## Task requirements
Copy each line that includes the string "this" from the material into your answer.

====================

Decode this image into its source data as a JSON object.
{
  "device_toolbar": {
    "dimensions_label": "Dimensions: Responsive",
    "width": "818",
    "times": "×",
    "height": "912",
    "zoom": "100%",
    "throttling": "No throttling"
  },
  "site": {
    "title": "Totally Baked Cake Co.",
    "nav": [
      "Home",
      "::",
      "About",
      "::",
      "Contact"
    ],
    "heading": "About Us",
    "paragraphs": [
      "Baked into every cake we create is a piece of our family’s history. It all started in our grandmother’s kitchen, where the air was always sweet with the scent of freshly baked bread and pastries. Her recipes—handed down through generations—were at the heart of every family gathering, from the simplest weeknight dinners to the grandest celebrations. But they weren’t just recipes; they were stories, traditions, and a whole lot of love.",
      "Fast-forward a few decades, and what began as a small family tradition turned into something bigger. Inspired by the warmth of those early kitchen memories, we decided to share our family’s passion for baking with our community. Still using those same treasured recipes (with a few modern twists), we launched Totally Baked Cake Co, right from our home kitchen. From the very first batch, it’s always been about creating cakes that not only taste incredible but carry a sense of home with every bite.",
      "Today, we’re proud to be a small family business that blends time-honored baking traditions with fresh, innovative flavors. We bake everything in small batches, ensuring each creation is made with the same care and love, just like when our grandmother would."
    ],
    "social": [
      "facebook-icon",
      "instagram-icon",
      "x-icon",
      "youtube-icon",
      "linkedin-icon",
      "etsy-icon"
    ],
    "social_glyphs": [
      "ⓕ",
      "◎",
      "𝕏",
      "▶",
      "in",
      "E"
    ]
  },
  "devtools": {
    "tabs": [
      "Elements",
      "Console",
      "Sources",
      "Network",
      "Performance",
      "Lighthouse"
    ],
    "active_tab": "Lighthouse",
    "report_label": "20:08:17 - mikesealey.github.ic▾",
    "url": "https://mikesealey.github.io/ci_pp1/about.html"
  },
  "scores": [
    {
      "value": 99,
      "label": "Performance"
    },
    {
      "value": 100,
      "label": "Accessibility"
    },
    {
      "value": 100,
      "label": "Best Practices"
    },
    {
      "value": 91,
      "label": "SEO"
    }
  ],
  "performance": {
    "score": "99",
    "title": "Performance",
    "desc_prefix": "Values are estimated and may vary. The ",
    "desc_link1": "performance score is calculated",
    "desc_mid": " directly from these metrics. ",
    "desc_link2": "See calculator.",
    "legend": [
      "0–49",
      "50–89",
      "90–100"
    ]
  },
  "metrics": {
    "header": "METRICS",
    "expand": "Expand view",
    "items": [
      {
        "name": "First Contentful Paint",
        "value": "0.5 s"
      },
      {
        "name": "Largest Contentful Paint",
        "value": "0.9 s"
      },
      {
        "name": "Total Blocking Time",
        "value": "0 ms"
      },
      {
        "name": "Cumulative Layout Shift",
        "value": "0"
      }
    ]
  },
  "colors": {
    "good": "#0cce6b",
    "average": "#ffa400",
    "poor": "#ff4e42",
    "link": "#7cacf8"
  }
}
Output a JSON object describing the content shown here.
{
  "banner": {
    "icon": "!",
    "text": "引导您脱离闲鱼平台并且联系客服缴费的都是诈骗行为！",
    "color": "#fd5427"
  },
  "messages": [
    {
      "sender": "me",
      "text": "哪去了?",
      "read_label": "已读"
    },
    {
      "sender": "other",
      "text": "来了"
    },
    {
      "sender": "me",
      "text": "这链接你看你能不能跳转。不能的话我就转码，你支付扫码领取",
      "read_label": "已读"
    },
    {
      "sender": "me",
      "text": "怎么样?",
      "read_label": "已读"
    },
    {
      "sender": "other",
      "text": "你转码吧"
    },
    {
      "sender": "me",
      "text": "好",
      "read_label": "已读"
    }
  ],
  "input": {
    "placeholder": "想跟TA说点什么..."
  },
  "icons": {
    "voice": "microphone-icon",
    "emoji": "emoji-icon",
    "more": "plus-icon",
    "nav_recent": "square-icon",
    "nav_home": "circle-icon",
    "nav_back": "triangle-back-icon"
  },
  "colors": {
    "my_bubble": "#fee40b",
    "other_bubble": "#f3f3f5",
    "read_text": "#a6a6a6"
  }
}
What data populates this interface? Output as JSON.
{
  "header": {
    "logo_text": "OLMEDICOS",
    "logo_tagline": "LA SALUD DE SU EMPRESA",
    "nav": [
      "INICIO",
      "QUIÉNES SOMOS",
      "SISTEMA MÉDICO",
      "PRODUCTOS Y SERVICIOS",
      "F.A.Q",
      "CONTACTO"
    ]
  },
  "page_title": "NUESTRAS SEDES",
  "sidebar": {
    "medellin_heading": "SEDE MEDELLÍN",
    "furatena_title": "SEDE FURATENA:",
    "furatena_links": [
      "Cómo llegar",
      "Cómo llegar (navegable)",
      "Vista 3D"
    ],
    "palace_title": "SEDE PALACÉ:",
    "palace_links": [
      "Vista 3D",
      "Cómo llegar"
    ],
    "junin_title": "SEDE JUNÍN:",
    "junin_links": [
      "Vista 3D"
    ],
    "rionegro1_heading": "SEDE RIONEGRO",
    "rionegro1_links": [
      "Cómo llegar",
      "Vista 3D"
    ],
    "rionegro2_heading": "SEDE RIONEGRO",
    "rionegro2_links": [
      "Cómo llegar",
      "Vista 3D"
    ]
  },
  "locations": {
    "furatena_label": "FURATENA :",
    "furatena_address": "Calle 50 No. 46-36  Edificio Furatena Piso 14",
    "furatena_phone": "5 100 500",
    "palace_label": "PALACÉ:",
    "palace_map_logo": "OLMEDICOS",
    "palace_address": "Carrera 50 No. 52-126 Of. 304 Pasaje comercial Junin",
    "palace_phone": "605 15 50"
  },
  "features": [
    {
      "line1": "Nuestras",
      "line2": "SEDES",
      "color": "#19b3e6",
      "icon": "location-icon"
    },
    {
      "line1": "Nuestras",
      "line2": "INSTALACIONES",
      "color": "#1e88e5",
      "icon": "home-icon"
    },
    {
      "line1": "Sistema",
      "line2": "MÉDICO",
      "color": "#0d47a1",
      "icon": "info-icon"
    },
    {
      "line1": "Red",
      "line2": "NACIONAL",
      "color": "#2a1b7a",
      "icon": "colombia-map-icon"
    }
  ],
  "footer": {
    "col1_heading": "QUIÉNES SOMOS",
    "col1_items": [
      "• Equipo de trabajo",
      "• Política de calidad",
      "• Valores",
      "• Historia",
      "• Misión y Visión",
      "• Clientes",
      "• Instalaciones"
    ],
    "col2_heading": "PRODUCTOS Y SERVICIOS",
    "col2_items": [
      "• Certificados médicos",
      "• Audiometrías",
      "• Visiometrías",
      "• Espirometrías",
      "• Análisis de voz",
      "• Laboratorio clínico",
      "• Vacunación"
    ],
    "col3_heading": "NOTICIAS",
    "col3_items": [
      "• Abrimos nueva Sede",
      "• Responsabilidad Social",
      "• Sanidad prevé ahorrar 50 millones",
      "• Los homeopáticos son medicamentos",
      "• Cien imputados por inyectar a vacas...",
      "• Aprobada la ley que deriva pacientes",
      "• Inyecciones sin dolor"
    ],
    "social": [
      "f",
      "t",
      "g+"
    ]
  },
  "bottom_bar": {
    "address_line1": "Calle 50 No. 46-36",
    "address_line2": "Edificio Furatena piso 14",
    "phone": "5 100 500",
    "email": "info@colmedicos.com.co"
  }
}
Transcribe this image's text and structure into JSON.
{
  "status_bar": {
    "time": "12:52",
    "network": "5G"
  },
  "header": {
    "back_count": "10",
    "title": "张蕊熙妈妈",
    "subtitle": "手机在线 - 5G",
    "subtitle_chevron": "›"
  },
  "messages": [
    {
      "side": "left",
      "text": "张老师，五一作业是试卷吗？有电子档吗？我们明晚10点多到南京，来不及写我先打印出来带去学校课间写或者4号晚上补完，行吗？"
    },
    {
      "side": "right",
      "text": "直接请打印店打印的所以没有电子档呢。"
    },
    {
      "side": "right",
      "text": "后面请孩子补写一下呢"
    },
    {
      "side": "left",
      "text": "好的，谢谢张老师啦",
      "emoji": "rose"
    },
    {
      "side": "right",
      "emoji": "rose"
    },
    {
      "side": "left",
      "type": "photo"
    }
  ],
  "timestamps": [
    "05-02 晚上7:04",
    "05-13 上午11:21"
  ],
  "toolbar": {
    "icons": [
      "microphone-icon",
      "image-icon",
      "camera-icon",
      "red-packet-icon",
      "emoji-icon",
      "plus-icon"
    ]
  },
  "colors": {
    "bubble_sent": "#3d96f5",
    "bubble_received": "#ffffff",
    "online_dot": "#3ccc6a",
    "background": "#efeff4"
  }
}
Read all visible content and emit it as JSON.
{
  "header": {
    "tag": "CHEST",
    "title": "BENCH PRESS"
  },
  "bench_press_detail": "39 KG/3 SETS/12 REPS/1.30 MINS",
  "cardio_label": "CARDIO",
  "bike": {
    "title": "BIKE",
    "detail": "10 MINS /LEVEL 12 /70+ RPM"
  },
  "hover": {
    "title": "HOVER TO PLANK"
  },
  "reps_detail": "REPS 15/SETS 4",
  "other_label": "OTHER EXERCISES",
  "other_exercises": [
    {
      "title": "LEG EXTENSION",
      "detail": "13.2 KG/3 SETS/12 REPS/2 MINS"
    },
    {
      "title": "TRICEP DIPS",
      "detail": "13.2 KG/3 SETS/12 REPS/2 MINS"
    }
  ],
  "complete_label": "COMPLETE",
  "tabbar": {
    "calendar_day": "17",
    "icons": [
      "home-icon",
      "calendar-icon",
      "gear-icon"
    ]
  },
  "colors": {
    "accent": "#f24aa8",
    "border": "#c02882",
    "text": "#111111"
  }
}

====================

## Your response
Decode this image into its source data as a JSON object.
What data populates this interface? Output as JSON.
Transcribe this image's text and structure into JSON.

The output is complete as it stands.